This is my independent review of the Ancestry Composition report, the ethnic ancestry feature of the 23andMe DNA test.
When you have your DNA tested at 23andMe, one of the reports you get is called Ancestry Composition.
It’s a geographic ancestry analysis that tells you what percent of your DNA came from each of 22 worldwide populations. It’s based on the DNA you inherited from all your ancestors on both sides of your family.
In the words of 23andMe the results “reflect where your ancestors lived 500 years ago, before ocean-crossing ships and airplanes came on the scene.”
An Innovative Approach
Perhaps the most innovative part of Ancestry Composition is that it combines the data from published genetic databases with data from 23andMe users to get even more specific results.
For example, anyone with a Northern European background might see British & Irish, French & German, Scandinavian, or Finnish ancestry.
Unlike their old Ancestry Painting, this new report can distinguish Native American from Asian. Plus, the report can now see Ashkenazi Jewish ancestry.
Initially, there is no breakout detail for people with African or Asian ancestry. But updates are already planned to address that limitation.
My Data Example
You can select global, regional, or sub-regional resolutions and also choose conservative, standard, or speculative degrees of confidence. Many early users, including me, have found that the speculative setting is actually quite consistent with their known paper trails.
Here is my sub-regional report as an example. You can see how this breaks down my mix of ancestries by percentages.
The standard Map View shows an intuitive visualization that changes as you select different settings and scroll your mouse over different ancestries.
Here’s what mine looks like when I scroll over the French & German component:
Ancestry Composition is especially enlightening for people of mixed or unknown ancestry. But even someone like me with entirely European ancestry can learn something.
This is another way of looking at your data that highlights your ancestry on each of your 23 pairs of chromosomes.
For example, when I scroll over my Finnish ancestry, I see that I have it on chromosomes 13 and 16.
In addition to your own results, you can view this ethnic report for every match with whom you are sharing genomes.
For example, if I look though my matches and find one with Finnish ancestry on the same chromosomes, I will get an important clue about that unexplored part of my family tree.
If you have at least one parent in the 23andMe database that is linked to your account (through the Family Tree feature), you can see this view. It will show you which ancestral components come from your mother and which come from father.
People tell me it’s cool, but both of my parents are deceased so I cannot show you an example.
NOTE: This is a good reminder for people with elderly parents to get them tested NOW, before it’s too late.
Overall, I am impressed with Ancestry Composition. The methodology is described clearly and transparently in a white paper on the web site. As they include more databases and more people get tested, we can expect this tool to become even more powerful and accurate.

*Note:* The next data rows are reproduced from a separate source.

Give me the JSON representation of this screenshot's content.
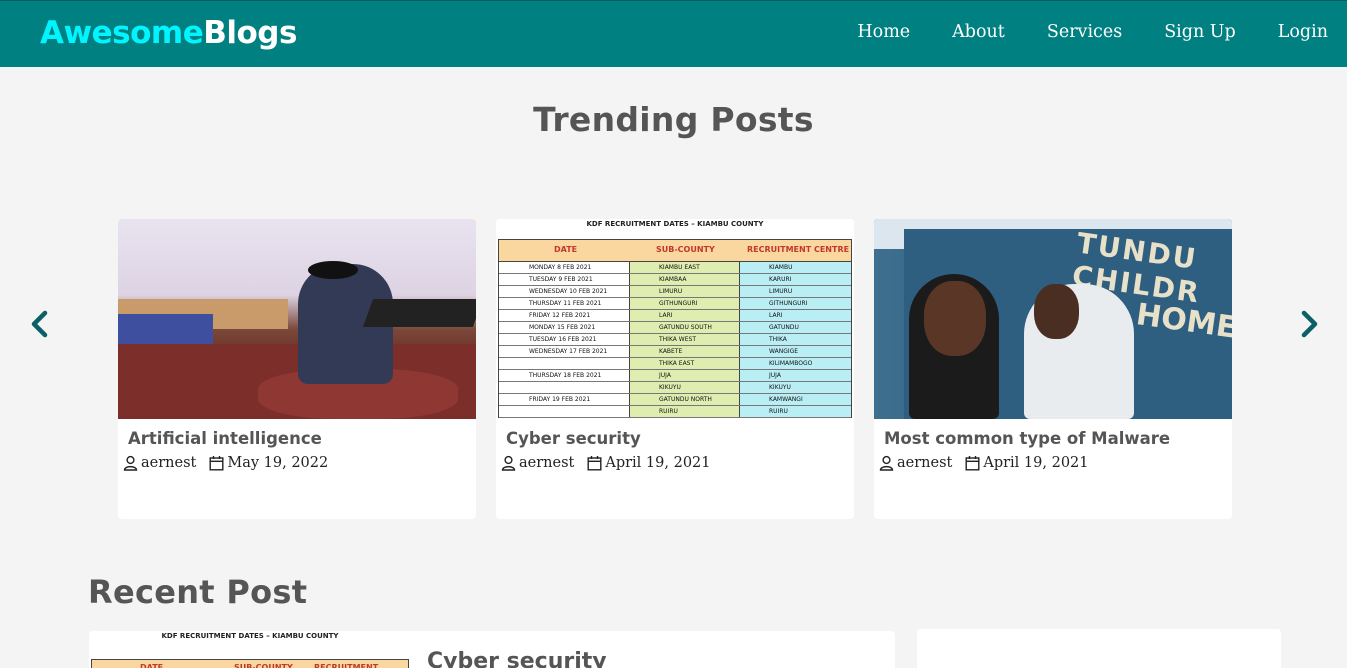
{
  "brand": {
    "part1": "Awesome",
    "part2": "Blogs"
  },
  "nav": {
    "items": [
      {
        "label": "Home"
      },
      {
        "label": "About"
      },
      {
        "label": "Services"
      },
      {
        "label": "Sign Up"
      },
      {
        "label": "Login"
      }
    ]
  },
  "trending": {
    "title": "Trending Posts",
    "posts": [
      {
        "title": "Artificial intelligence",
        "author": "aernest",
        "date": "May 19, 2022",
        "image": "person-with-laptop-photo"
      },
      {
        "title": "Cyber security",
        "author": "aernest",
        "date": "April 19, 2021",
        "image": "kdf-recruitment-table"
      },
      {
        "title": "Most common type of Malware",
        "author": "aernest",
        "date": "April 19, 2021",
        "image": "two-men-selfie-photo"
      }
    ]
  },
  "table_image": {
    "caption": "KDF RECRUITMENT DATES – KIAMBU COUNTY",
    "headers": [
      "DATE",
      "SUB-COUNTY",
      "RECRUITMENT CENTRE"
    ],
    "rows": [
      [
        "MONDAY 8 FEB 2021",
        "KIAMBU EAST",
        "KIAMBU"
      ],
      [
        "TUESDAY 9 FEB 2021",
        "KIAMBAA",
        "KARURI"
      ],
      [
        "WEDNESDAY 10 FEB 2021",
        "LIMURU",
        "LIMURU"
      ],
      [
        "THURSDAY 11 FEB 2021",
        "GITHUNGURI",
        "GITHUNGURI"
      ],
      [
        "FRIDAY 12 FEB 2021",
        "LARI",
        "LARI"
      ],
      [
        "MONDAY 15 FEB 2021",
        "GATUNDU SOUTH",
        "GATUNDU"
      ],
      [
        "TUESDAY 16 FEB 2021",
        "THIKA WEST",
        "THIKA"
      ],
      [
        "WEDNESDAY 17 FEB 2021",
        "KABETE",
        "WANGIGE"
      ],
      [
        "",
        "THIKA EAST",
        "KILIMAMBOGO"
      ],
      [
        "THURSDAY 18 FEB 2021",
        "JUJA",
        "JUJA"
      ],
      [
        "",
        "KIKUYU",
        "KIKUYU"
      ],
      [
        "FRIDAY 19 FEB 2021",
        "GATUNDU NORTH",
        "KAMWANGI"
      ],
      [
        "",
        "RUIRU",
        "RUIRU"
      ]
    ]
  },
  "malware_image": {
    "sign_line1": "TUNDU CHILDR",
    "sign_line2": "HOME"
  },
  "recent": {
    "title": "Recent Post",
    "post": {
      "title": "Cyber security"
    }
  },
  "colors": {
    "nav_bg": "#008080",
    "brand_accent": "#00f5ff",
    "page_bg": "#f4f4f4"
  },
  "icons": {
    "prev": "chevron-left-icon",
    "next": "chevron-right-icon",
    "author": "user-icon",
    "date": "calendar-icon"
  }
}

Again, this is just one report, along with Relative Finder and the genetic health information that is included in the 23andMe test.
Now that the price has been greatly reduced, almost anyone will find it an attractive bargain. Follow this 23andMe link to learn more.
If you already have results from another autosomal DNA test, you may be able to transfer into Family Finder for free.